If Michigan and Florida are added to the Temporary Roll in the proportions based on the elections earlier this year, I believe they will also be added to the Permanent Roll on that basis as well. If that were to transpire, and it is a massive ‘if’, Hillary Clinton has a significant chance of claiming the nomination, albeit in the ugliest of Convention Floor fights. I would even venture to suggest that her odds could be as tight as 5/2 if Michigan and Florida are both added as they currently stand, given that Clinton supporters have apparently taken some of Michigan’s ‘Uncommitted’ delegate places, as well the pledged delegate spots.
I believe the difficulty for Hillary is getting the issue as far as the Credentials Committee, where a minority report could help her onto the Temporary Roll and onwards. If the RBC rules against seating delegates based on the prohibited contests, then I believe a flood of Superdelegates, including the Party Elders such as Gore, Pelosi and Dean, will decide to step in, safe in the knowledge that they are merely upholding the DNC rulings as voted for in the RBC.

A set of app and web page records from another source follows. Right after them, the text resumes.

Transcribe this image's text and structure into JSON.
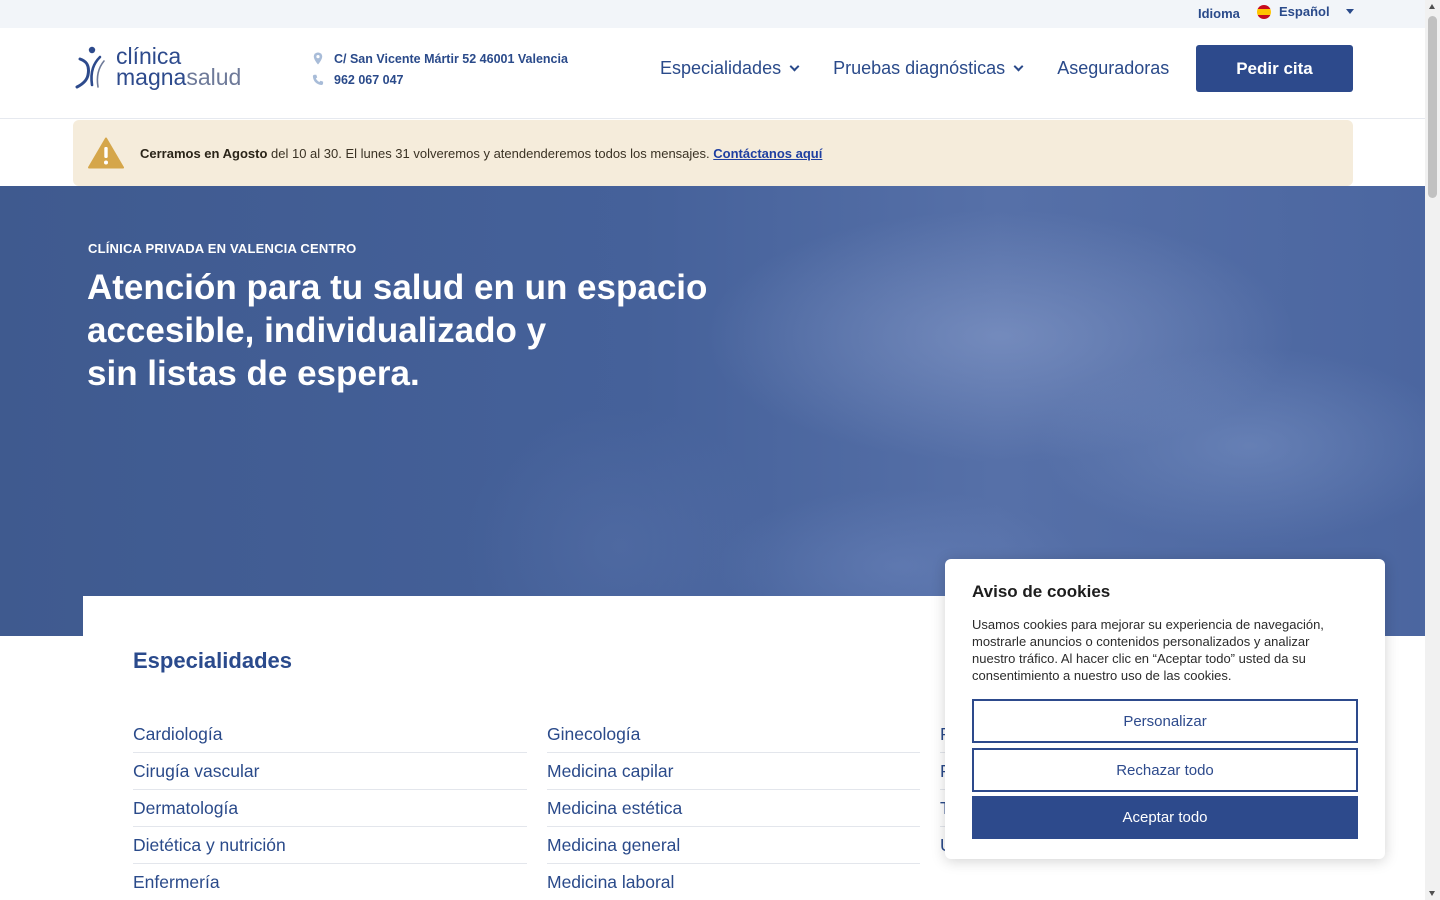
{
  "topbar": {
    "language_label": "Idioma",
    "language_value": "Español"
  },
  "header": {
    "logo_line1": "clínica",
    "logo_line2a": "magna",
    "logo_line2b": "salud",
    "address": "C/ San Vicente Mártir 52 46001 Valencia",
    "phone": "962 067 047",
    "nav": {
      "especialidades": "Especialidades",
      "pruebas": "Pruebas diagnósticas",
      "aseguradoras": "Aseguradoras"
    },
    "cta": "Pedir cita"
  },
  "notice": {
    "bold": "Cerramos en Agosto",
    "text": " del 10 al 30. El lunes 31 volveremos y atendenderemos todos los mensajes. ",
    "link": "Contáctanos aquí"
  },
  "hero": {
    "kicker": "CLÍNICA PRIVADA EN VALENCIA CENTRO",
    "title_line1": "Atención para tu salud en un espacio",
    "title_line2": "accesible, individualizado y",
    "title_line3": "sin listas de espera."
  },
  "specialties": {
    "title": "Especialidades",
    "col1": [
      "Cardiología",
      "Cirugía vascular",
      "Dermatología",
      "Dietética y nutrición",
      "Enfermería"
    ],
    "col2": [
      "Ginecología",
      "Medicina capilar",
      "Medicina estética",
      "Medicina general",
      "Medicina laboral"
    ],
    "col3": [
      "P",
      "P",
      "T",
      "U"
    ]
  },
  "cookies": {
    "title": "Aviso de cookies",
    "body": "Usamos cookies para mejorar su experiencia de navegación, mostrarle anuncios o contenidos personalizados y analizar nuestro tráfico. Al hacer clic en “Aceptar todo” usted da su consentimiento a nuestro uso de las cookies.",
    "customize": "Personalizar",
    "reject": "Rechazar todo",
    "accept": "Aceptar todo"
  },
  "colors": {
    "brand": "#2d4a8c",
    "notice_bg": "#f5ecdb",
    "warning": "#d5a64a"
  }
}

The Clinton campaign needs to either guarantee itself a majority (51%) of those present and voting in the RBC, or to prevent the meeting from making a decision. Quoracy for the RBC stands at 40% of the 30-person Committee, so 12 attendees would allow for a vote, but not all present are compelled to vote. As of the end of April, ‘Demconwatch’ counted the RBC as consisting of 13 Clintonistas, 8 Obamamaniacs, 7 Uncommitted members and the 2 neutral Co-chairs, so it is more likely that Clinton would win than ensure the meeting was inquorate, by encouraging abstentions rather than votes against (“Do you really want to be the person who deprived the Party of a vote at the Convention?”). Two votes more, from the seven uncommitted members, would see the delegates seated in full.
So, if the RBC votes to seat the MI and FL delegates as they stand, or a quorate majority cannot agree upon a decision, Saturday will count as a very good day for Hillary Clinton. If the RBC refuses to seat them at all, she can appeal, but will more likely be stopped by political momentum as Superdelegates flood to Obama on June 4th. If a deal is struck on any sort of comprimise that re-weights the delegations or only seats them in part, then her very last, most outlandish chance will be gone.
All of this is (of course) conjecture, and none of it likely. I fully expect the RBC to refuse to seat the two states in full, and for Clinton to have conceded within hours of losing South Dakota and Montana, but if the RBC fails to enforce its penalty to the full on Saturday, I will be forensically re-reading the byzantine rules of Democratic Party politics many times over so as to re-evaluate the odds on a potential Convention Floor fight the like of which has not been seen since 1980.
The complete Regulations of the RBC can be found here.
A full list of members, and their endorsements as of April 28th, can be found (thanks to the DemConWatch blog) here.